I cut out a size 6 across the chest and then graded down to a size 4 for the waist and the hips. Unfortunately I ended up having to make some adjustments after I cut out my pattern pieces. I tried it on quickly after I sewed up the side seams and realized it was fitting tightly across the bust. I'm not sure if this was a pattern problem or if this was because the cotton material I was using had no stretch at all. I ended up just changing the seam allowance on the side seams from 1/2 inch to 1/4 inch. The armsyce (area around the armpit) was also a little bit tight so i cut it a little bit lower.





I was also a bit confused by where to put the darts. There were two dart points and I ended up choosing the lower and longer of the two. I think I'd definitely make this pattern again, but I'd cut a size 8 across the top, and I'd lengthen the front by about 2 inches. The material on this shirt ended up being a bit stiff even if it was cotton and so I think I'd use a more drapey fabric next time to get a more flowy look.

Saturday, June 7, 2014

Cake Patterns Espresso Leggings

 
Pattern: Espresso Leggings - Cake Patterns  
Fabric: Ponte DeRoma (poly/rayon/spandex) & a spandex blend both from Colorado Fabrics

Hey everyone, I haven't posted in awhile because I was out of town. Before I left I managed to get a ton of things sewn, like the two pairs of leggings above, but I didn't have time to post all of the makes until now.

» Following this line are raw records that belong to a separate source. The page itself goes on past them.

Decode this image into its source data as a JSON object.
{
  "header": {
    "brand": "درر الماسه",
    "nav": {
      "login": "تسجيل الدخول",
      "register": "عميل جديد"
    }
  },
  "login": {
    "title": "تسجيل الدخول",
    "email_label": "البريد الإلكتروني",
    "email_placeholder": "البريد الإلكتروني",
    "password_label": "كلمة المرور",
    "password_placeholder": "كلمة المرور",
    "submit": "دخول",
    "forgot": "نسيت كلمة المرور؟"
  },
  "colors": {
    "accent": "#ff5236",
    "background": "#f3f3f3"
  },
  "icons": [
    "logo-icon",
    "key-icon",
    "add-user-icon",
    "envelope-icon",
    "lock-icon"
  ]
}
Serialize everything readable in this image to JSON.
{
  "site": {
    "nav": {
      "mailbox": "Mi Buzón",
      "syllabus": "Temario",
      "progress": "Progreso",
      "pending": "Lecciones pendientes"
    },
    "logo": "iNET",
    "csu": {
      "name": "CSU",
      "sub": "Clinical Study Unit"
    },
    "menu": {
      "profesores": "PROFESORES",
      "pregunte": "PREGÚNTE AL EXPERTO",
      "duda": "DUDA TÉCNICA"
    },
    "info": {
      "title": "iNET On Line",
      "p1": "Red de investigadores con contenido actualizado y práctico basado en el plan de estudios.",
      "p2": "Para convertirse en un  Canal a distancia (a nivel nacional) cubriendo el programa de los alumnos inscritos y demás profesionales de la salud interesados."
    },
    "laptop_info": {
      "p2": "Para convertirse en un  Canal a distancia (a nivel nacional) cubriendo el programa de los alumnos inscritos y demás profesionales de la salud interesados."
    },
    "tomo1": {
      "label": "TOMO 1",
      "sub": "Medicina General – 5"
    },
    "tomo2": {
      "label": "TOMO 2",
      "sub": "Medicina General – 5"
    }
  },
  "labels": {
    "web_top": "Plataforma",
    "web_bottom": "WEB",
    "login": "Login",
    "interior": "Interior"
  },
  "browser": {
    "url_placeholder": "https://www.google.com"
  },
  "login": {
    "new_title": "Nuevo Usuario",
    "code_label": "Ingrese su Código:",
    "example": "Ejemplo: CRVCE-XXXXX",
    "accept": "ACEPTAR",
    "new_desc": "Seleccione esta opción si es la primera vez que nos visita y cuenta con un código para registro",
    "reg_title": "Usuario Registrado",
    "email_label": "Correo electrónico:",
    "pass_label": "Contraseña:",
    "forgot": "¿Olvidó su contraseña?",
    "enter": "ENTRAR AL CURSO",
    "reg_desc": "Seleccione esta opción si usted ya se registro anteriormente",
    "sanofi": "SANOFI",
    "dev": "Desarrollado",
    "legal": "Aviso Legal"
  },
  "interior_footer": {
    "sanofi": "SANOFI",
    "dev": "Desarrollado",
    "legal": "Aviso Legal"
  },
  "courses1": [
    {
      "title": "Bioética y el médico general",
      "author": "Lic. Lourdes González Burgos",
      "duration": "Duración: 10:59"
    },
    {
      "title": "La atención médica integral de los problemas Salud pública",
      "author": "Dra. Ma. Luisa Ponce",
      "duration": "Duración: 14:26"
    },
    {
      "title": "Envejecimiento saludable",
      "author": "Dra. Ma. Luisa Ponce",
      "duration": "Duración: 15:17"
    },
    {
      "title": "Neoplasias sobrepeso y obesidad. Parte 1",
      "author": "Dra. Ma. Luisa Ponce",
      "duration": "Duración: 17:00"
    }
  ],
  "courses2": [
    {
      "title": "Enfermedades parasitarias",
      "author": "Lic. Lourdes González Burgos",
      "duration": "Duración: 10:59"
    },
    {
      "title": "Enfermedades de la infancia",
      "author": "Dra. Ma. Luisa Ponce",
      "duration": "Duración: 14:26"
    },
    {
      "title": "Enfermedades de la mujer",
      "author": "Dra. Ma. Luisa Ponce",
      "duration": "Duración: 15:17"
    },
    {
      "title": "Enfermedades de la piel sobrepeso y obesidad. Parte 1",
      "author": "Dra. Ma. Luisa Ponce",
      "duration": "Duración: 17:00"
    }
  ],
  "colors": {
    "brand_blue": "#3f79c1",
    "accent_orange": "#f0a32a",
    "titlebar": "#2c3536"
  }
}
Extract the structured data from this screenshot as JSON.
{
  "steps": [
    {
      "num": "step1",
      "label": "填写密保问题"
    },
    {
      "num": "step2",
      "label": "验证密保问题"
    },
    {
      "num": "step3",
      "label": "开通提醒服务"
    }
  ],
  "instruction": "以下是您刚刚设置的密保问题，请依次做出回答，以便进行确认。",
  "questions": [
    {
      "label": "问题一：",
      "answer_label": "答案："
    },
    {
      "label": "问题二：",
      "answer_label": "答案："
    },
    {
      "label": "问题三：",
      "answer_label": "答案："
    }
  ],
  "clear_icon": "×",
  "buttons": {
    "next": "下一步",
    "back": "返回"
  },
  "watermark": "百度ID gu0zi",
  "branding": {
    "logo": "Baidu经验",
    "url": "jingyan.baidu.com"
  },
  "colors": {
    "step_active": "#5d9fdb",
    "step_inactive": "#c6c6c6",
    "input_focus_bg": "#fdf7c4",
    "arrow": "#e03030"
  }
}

I love leggings, mainly for lounging and working out in and one of the two pairs I have was getting pretty worn out. I remembered seeing a post awhile back on Dixie's blog about a legging pattern that she had used and really liked due to the fact that you use your exact measurements to get a perfectly fitting pair! Sold. I had previously taken a trip down to Colorado Fabrics in Denver which is an amazing fabric store. The place is huge and they have all of these discount tables in the back with different amounts of pre-cut fabric in varying amounts. The only downside to shopping from these tables is that the type of fabric is rarely listed on the tags. That being said I was very careful when looking for fabric, I knew I wanted to be working with a very stretchy material like spandex, but I didn't want it to be see-through when stretched. I had to stop myself from bankrupting myself and so I just grabbed these two fabrics for now, and I plan on making many more leggings in the future because I really liked this pattern especially after I worked out a few kinks.